The story of red blends is an ever-evolving tapestry.
This wine segment is not as easy to define as Cabernet Sauvignon or Chardonnay, describing its origins and flavours. Trying to quantify it would be like trying to nail down mercury: it is sometimes easier to pinpoint what something is not, rather than what it is, which is why South Africa has traditionally separated the red blend field into Bordeaux-style and non-Bordeaux. But even that presents its own challenges.Bordeaux blends
The Bordeaux bit is easy; it is a red wine made by blending wines from the grapes traditionally grown in Bordeaux, France. So, Cabernet Sauvignon, Cabernet Franc, Merlot, Malbec, and Petit Verdot – either all of them, or just two, three or four in varying proportions. Complicating things in South Africa, is that even if there are just two elements in the wine, if one is at least 85%, the producer doesn’t have to call it a blend.
According to local wine legislation, at 85%, one grape is dominant enough to be identified as a single variety. For example, a wine containing 87% Cabernet Sauvignon and perhaps 13% Merlot is strictly speaking a blend – but there is enough Cab for the wine to be labelled as a ‘pure’ Cabernet Sauvignon.Non-Bordeaux blends

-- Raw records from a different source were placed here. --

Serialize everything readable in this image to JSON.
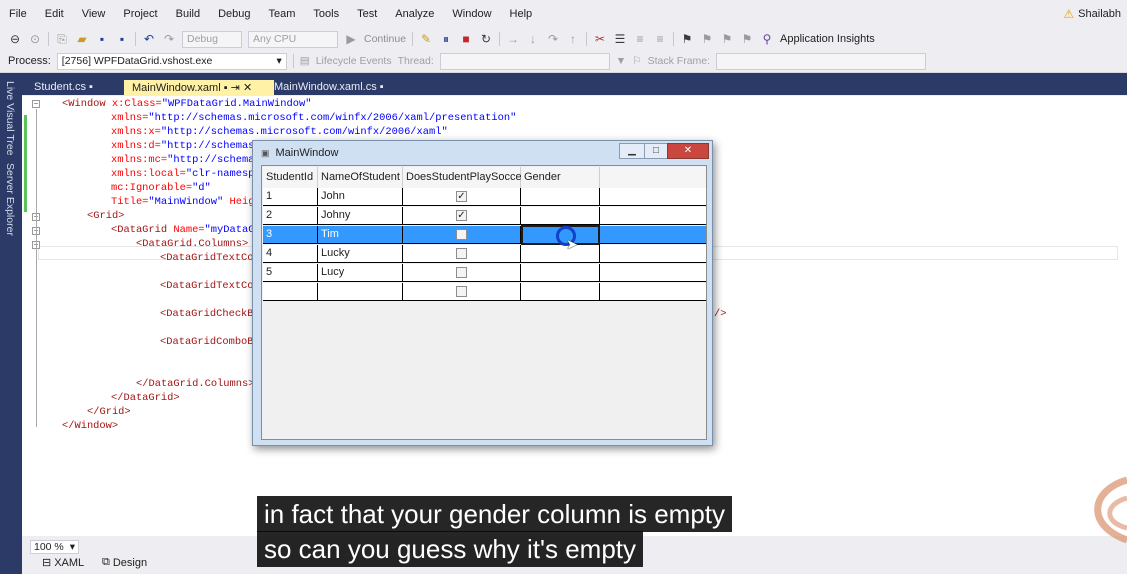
{
  "menu": {
    "items": [
      "File",
      "Edit",
      "View",
      "Project",
      "Build",
      "Debug",
      "Team",
      "Tools",
      "Test",
      "Analyze",
      "Window",
      "Help"
    ],
    "user": "Shailabh"
  },
  "toolbar": {
    "config_combo": "Debug",
    "platform_combo": "Any CPU",
    "continue_label": "Continue",
    "insights_label": "Application Insights"
  },
  "procbar": {
    "process_label": "Process:",
    "process_value": "[2756] WPFDataGrid.vshost.exe",
    "lifecycle_label": "Lifecycle Events",
    "thread_label": "Thread:",
    "stackframe_label": "Stack Frame:"
  },
  "left_strip": {
    "live_visual_tree": "Live Visual Tree",
    "server_explorer": "Server Explorer"
  },
  "tabs": [
    {
      "label": "Student.cs"
    },
    {
      "label": "MainWindow.xaml"
    },
    {
      "label": "MainWindow.xaml.cs"
    }
  ],
  "code": {
    "l1_tag": "<Window",
    "l1_attr": " x:Class=",
    "l1_val": "\"WPFDataGrid.MainWindow\"",
    "l2_attr": "xmlns=",
    "l2_val": "\"http://schemas.microsoft.com/winfx/2006/xaml/presentation\"",
    "l3_attr": "xmlns:x=",
    "l3_val": "\"http://schemas.microsoft.com/winfx/2006/xaml\"",
    "l4_attr": "xmlns:d=",
    "l4_val": "\"http://schemas",
    "l5_attr": "xmlns:mc=",
    "l5_val": "\"http://schema",
    "l6_attr": "xmlns:local=",
    "l6_val": "\"clr-namesp",
    "l7_attr": "mc:Ignorable=",
    "l7_val": "\"d\"",
    "l8_attr": "Title=",
    "l8_val": "\"MainWindow\"",
    "l8_tail": " Heig",
    "l9": "<Grid>",
    "l10_tag": "<DataGrid",
    "l10_attr": " Name=",
    "l10_val": "\"myDataG",
    "l11": "<DataGrid.Columns>",
    "l12": "<DataGridTextCo",
    "l13": "<DataGridTextCo",
    "l14": "<DataGridCheckB",
    "l14_tail": "/>",
    "l15": "<DataGridComboB",
    "l16": "</DataGrid.Columns>",
    "l17": "</DataGrid>",
    "l18": "</Grid>",
    "l19": "</Window>"
  },
  "wpf_window": {
    "title": "MainWindow",
    "columns": [
      "StudentId",
      "NameOfStudent",
      "DoesStudentPlaySoccer",
      "Gender"
    ],
    "rows": [
      {
        "id": "1",
        "name": "John",
        "soccer": true,
        "gender": ""
      },
      {
        "id": "2",
        "name": "Johny",
        "soccer": true,
        "gender": ""
      },
      {
        "id": "3",
        "name": "Tim",
        "soccer": false,
        "gender": ""
      },
      {
        "id": "4",
        "name": "Lucky",
        "soccer": false,
        "gender": ""
      },
      {
        "id": "5",
        "name": "Lucy",
        "soccer": false,
        "gender": ""
      },
      {
        "id": "",
        "name": "",
        "soccer": false,
        "gender": ""
      }
    ]
  },
  "bottom": {
    "zoom": "100 %",
    "xaml_tab": "XAML",
    "design_tab": "Design"
  },
  "captions": {
    "line1": "in fact that your gender column is empty",
    "line2": "so can you guess why it's empty"
  },
  "colors": {
    "accent_tab": "#fff1a6",
    "selection": "#3399ff",
    "ide_frame": "#2b3a67"
  }
}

Rhône blends are those in which Shiraz holds sway, supported by Mourvèdre and Grenache and even Viognier, all grapes from the French Rhône region. But what about the non-Bordeaux red blend category? It is as wide open as the proverbial barn door. It could be any of the usual Bordeaux grapes with the addition of Pinotage, Shiraz, Grenache, or a range of different red grapes.Exceptional red blends on Vinotèque
Our carefully selected portfolio includes some of South Africa’s most distinctive red wines, including Italian blends, Spanish blends, Rhone blends, and Bordeaux blends from award-winning wine producers like Nederburg, Durbanville Hills, Fleur du Cap, and Zonnebloem.